__Work request__:
Go line by line through the records and tally those that include "total". Respond with the tally only.

__Data supplied__:
^^^^^^^^

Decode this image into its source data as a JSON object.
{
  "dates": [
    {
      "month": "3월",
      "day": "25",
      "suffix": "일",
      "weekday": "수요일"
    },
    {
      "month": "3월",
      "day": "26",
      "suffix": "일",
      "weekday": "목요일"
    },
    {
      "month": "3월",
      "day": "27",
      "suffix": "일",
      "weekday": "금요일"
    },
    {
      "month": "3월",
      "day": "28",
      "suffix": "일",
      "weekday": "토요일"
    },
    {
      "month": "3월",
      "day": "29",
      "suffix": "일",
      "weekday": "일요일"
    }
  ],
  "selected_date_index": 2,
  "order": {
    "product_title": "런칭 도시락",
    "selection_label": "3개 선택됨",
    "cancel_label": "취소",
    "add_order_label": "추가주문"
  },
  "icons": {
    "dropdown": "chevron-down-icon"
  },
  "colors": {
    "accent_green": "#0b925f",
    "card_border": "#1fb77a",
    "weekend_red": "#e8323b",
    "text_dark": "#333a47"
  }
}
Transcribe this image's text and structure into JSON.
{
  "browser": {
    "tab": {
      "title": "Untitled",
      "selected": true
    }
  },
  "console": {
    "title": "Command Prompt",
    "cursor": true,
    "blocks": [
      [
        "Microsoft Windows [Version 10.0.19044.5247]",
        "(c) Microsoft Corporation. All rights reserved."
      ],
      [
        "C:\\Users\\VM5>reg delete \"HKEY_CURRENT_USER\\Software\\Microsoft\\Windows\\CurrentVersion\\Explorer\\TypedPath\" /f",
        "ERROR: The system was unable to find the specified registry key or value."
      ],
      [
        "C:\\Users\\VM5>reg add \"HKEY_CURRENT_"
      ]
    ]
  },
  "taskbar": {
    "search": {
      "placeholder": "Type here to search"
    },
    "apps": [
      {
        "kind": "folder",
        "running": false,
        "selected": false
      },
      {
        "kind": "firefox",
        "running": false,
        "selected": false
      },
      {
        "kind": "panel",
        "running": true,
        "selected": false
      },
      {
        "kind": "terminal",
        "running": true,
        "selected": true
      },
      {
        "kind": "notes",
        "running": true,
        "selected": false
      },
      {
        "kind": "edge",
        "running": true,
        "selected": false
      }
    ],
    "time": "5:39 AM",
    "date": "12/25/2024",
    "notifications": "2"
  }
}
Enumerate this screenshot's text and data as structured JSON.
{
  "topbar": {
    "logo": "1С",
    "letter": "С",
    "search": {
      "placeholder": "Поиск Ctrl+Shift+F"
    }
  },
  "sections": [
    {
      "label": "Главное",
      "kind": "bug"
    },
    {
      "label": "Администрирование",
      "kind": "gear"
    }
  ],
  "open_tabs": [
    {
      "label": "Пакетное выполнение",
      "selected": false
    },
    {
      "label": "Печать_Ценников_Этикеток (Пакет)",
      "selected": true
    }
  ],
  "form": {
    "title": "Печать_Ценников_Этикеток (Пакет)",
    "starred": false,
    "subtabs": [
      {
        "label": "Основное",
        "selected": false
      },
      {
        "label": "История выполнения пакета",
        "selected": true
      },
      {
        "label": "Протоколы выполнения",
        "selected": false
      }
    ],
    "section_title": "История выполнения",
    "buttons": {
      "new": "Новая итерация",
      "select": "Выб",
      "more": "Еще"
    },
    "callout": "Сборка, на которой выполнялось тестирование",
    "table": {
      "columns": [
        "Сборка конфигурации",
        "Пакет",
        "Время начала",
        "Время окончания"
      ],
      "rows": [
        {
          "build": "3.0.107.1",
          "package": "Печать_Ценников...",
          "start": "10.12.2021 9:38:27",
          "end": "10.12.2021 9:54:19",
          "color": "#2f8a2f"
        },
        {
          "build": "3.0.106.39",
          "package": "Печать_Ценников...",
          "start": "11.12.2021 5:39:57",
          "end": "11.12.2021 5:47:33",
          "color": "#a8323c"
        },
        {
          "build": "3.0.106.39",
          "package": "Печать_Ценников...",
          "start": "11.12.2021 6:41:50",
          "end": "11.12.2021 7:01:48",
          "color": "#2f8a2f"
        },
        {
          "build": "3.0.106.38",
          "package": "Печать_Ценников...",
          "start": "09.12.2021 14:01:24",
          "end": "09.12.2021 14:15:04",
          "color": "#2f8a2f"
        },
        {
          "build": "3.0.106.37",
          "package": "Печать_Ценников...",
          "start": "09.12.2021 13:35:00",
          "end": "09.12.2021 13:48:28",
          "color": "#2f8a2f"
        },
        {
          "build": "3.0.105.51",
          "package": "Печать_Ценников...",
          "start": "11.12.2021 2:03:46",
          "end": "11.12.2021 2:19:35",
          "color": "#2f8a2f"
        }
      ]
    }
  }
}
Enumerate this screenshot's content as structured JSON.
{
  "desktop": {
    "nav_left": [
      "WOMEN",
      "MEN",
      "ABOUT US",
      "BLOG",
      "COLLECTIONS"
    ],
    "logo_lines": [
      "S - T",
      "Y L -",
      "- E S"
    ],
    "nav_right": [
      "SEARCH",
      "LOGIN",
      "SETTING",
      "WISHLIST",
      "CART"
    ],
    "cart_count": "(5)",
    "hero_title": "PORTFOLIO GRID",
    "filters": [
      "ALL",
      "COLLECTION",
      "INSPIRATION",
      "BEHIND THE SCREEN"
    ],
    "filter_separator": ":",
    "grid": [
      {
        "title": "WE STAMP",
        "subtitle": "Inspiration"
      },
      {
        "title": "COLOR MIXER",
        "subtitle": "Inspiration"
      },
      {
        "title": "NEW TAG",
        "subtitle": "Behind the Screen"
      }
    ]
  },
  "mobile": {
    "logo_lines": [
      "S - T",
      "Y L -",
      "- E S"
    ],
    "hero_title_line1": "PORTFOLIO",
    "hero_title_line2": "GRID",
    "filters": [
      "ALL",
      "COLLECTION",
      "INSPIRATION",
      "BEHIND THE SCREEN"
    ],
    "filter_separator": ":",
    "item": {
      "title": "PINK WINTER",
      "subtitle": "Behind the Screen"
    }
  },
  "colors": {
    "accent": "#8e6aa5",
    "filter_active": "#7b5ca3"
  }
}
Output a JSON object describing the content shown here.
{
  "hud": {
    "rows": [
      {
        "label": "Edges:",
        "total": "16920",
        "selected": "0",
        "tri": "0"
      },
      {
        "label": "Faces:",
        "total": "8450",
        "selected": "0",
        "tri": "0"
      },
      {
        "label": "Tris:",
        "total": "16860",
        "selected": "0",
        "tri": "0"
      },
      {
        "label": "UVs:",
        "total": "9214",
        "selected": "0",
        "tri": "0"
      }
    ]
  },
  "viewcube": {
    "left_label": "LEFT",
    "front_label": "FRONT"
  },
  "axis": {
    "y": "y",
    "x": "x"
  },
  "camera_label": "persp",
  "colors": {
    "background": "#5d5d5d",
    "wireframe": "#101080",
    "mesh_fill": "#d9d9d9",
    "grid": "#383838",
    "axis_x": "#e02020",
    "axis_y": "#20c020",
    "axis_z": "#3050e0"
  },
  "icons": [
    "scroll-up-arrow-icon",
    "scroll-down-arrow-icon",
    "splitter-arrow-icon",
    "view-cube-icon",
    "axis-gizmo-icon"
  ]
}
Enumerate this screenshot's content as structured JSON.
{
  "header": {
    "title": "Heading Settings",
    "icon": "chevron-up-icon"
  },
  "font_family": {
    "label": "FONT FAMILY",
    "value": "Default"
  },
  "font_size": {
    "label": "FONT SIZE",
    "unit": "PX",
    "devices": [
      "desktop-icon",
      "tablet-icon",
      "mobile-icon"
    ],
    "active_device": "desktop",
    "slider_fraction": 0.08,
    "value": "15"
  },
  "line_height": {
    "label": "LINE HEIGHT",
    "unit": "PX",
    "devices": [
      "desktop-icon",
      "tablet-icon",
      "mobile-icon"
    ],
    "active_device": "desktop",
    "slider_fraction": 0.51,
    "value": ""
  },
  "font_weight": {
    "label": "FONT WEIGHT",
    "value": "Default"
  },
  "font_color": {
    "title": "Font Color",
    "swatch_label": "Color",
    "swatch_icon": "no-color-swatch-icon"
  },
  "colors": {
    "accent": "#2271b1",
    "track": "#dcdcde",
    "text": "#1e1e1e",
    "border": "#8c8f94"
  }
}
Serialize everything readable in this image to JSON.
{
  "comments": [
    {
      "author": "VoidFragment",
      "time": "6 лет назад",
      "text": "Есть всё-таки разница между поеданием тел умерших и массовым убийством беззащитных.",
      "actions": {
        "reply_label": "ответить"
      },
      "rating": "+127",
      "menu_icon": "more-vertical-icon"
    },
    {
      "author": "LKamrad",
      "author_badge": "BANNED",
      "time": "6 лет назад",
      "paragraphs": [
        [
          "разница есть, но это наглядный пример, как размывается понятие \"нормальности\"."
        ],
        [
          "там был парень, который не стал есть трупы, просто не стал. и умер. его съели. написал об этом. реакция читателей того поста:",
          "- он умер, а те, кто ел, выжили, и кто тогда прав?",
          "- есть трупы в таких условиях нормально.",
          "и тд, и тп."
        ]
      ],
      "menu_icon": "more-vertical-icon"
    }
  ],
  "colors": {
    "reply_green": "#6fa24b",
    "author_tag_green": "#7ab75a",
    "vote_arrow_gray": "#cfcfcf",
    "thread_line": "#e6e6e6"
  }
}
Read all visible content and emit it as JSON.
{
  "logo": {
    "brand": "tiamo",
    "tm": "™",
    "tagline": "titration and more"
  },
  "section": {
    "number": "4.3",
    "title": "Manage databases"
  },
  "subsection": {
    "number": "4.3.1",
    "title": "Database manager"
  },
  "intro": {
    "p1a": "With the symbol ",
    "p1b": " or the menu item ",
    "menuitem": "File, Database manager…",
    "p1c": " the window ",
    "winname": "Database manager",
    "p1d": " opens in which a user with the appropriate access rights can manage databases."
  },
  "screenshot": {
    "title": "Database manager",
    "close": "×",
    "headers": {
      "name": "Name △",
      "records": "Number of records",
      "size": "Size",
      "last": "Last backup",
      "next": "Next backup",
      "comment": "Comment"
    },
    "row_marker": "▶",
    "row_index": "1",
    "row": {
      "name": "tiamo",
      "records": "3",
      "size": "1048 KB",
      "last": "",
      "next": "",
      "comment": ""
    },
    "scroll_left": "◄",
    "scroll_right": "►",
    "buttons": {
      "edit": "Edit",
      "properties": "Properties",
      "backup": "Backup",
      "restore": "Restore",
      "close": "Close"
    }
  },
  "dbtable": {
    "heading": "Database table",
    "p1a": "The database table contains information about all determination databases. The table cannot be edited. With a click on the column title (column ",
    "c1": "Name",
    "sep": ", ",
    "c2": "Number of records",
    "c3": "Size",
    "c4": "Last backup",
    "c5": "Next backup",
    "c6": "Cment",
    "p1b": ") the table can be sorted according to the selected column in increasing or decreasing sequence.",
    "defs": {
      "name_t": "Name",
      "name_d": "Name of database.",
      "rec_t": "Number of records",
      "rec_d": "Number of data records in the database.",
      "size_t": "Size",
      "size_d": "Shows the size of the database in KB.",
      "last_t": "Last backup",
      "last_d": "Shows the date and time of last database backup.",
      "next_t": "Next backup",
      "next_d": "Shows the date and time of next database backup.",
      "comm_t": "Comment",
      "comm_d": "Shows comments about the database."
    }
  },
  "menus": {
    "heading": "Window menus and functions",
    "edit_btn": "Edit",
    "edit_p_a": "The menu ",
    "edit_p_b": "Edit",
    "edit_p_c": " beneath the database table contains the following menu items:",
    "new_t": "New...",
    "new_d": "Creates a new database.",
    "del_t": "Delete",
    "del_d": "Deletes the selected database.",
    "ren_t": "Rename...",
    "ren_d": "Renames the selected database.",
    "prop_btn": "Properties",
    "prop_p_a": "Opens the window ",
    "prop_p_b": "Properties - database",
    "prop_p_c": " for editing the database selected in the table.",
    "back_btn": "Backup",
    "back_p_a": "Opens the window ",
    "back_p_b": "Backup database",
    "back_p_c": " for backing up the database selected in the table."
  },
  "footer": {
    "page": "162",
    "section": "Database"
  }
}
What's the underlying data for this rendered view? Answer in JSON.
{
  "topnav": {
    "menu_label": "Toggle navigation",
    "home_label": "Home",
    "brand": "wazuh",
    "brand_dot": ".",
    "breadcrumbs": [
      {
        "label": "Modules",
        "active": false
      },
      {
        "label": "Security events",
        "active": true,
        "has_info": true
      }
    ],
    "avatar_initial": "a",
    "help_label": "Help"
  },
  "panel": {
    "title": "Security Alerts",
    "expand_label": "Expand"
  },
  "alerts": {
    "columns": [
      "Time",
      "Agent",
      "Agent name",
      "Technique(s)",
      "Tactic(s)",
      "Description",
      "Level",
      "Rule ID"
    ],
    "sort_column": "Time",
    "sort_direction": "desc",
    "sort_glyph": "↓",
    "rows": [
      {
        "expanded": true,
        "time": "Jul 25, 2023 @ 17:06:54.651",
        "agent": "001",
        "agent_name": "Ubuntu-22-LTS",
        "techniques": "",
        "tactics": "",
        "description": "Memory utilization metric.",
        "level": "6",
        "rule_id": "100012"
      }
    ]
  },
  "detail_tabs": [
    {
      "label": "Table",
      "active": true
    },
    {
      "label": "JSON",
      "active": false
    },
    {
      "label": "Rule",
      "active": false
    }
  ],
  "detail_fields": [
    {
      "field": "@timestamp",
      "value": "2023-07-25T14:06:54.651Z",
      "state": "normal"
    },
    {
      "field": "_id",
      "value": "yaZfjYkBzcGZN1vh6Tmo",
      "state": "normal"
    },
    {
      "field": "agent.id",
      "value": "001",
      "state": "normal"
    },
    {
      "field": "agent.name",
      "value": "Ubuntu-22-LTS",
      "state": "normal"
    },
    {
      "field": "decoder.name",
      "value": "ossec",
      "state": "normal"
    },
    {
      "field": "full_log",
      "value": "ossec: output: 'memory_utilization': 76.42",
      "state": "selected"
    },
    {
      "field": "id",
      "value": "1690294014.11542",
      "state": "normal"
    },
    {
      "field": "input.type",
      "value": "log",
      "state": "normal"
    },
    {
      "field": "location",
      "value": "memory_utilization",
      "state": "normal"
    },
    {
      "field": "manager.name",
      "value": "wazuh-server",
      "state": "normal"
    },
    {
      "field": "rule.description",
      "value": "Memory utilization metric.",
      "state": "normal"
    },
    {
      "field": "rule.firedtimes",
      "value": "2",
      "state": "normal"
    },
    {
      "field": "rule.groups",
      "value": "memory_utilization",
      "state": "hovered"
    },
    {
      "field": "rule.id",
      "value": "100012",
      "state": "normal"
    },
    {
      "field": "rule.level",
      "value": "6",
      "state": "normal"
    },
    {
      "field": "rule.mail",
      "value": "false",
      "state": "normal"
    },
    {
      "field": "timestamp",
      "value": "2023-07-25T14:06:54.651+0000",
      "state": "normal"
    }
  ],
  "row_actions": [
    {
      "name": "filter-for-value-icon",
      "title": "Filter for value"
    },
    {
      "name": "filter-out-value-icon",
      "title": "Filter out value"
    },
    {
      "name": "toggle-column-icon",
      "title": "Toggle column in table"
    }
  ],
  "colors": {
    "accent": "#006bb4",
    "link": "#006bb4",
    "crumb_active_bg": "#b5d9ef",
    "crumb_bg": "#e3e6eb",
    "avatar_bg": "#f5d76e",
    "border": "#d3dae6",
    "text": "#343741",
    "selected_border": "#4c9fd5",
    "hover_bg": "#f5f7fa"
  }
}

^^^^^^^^

__Exercise solution__:
4